TASK INSTRUCTIONS:
How many lines in the listing contain the word "JSON"? Reply with the number alone.

•••

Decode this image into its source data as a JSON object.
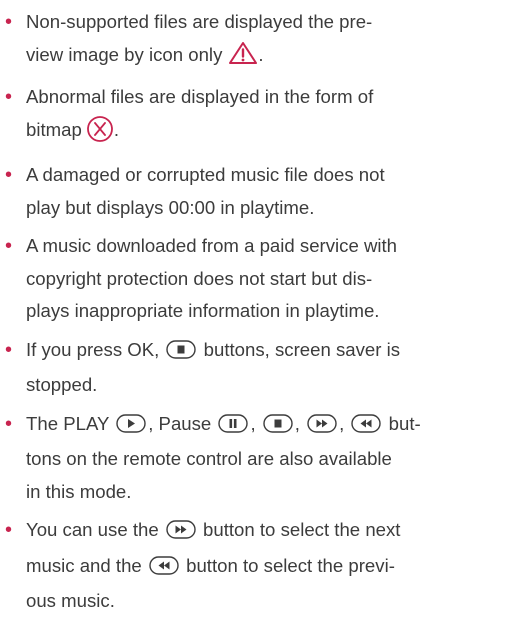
{
  "colors": {
    "text": "#3c3c3c",
    "bullet": "#c8244f",
    "icon_accent": "#c8244f"
  },
  "bullet_char": "•",
  "items": [
    {
      "l1": "Non-supported files are displayed the pre-",
      "l2a": "view image by icon only",
      "l2b": "."
    },
    {
      "l1": "Abnormal files are displayed in the form of",
      "l2a": "bitmap",
      "l2b": "."
    },
    {
      "l1": "A damaged or corrupted music file does not",
      "l2": "play but displays 00:00 in playtime."
    },
    {
      "l1": "A music downloaded from a paid service with",
      "l2": "copyright protection does not start but dis-",
      "l3": "plays inappropriate information in playtime."
    },
    {
      "l1a": "If you press OK,",
      "l1b": "buttons, screen saver is",
      "l2": "stopped."
    },
    {
      "l1a": "The PLAY",
      "l1b": ", Pause",
      "l1c": ",",
      "l1d": ",",
      "l1e": ",",
      "l1f": "but-",
      "l2": "tons on the remote control are also available",
      "l3": "in this mode."
    },
    {
      "l1a": "You can use the",
      "l1b": "button to select the next",
      "l2a": "music and the",
      "l2b": "button to select the previ-",
      "l3": "ous music."
    }
  ],
  "icons": {
    "warning": "warning-triangle-icon",
    "error": "circled-x-icon",
    "stop": "stop-button-icon",
    "play": "play-button-icon",
    "pause": "pause-button-icon",
    "fast_forward": "fast-forward-button-icon",
    "rewind": "rewind-button-icon"
  }
}
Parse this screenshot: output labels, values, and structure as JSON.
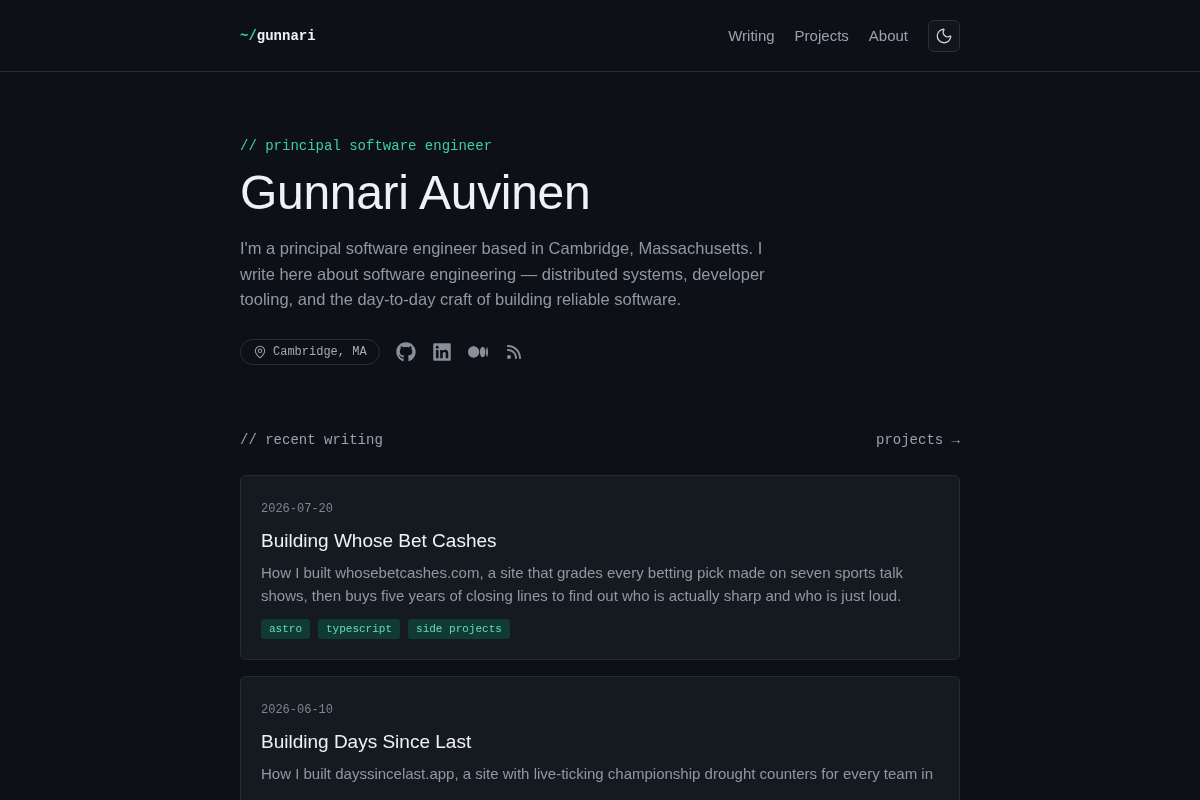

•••

TASK RESULT:
2